Taxpayers would not get charged when they only owe less than $1,000 in tax after subtracting their withholdings and credits. Those who don’t receive their income evenly would be able to not get penalized or lower the number of penalties.
There are also two instances wherein penalties would be waived. First one is when you were unable to pay your estimated taxes due to a casualty, disaster, or other unpredictable scenarios. The second one is when you suddenly retired or you become disabled during the year you need to give off your estimated tax payment.
What are other considerations for paying estimated taxes?
- Renewal of individual taxpayer identification number (ITIN)
For people who got their ITIN before the start of the year, or those that have ITIN not declared on a tax return in the last three consecutive years must renew it.
- Standard Deduction
The following will be able to get a deduction on their tax return
|If your filing status is…||The standard deduction would be|
|A married couple filing jointly or a Qualifying widow(er)||12,700 USD|
|Head of the household||9,350 USD|
|A married couple filing separately or Single||6,350 USD|
- The personal exemption amount for certain taxpayers
If you have a gross income below $156,900 then you would be able to get a personal exemption amounting at $4,050.
- Limitation on itemized deductions

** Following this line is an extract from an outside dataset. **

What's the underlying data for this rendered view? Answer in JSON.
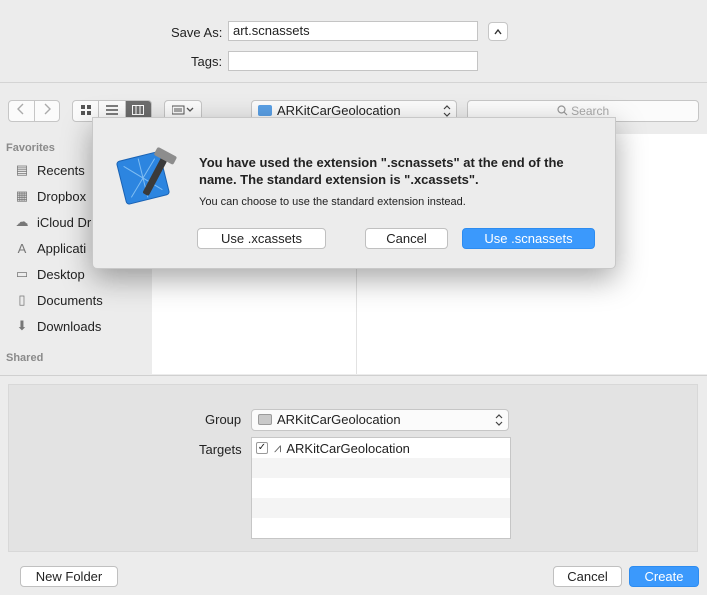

The listed deductions of the taxpayers who have a gross salary of $156,900 would have it deducted in their income.
- Social security tax
Individuals that gained an income of $127,200 would be subjected to social security tax.
How should you list down health care coverage on returns?
You can indicate in your tax return that you had your own health care coverage from the previous years. This would give you an exemption from the health care coverage requirement by the government.
If you purchase health care insurance in the Health Insurance Marketplace then you would be getting credits for this. This would reduce the amount of obligation that you have. Just report whatever changes you would have in your salary or the number of dependents.
Paying off estimated taxes can be a lot of work. It is up to you how you will fulfill your tax obligation to the government. Just make sure that you pay off the correct amount to the IRS in order to prevent getting penalties. Keep the copy of your previous tax returns as they will serve as a guide for your calculations on the next year. It would not be bad as well to consult an accountant or any tax experts regarding your tax return.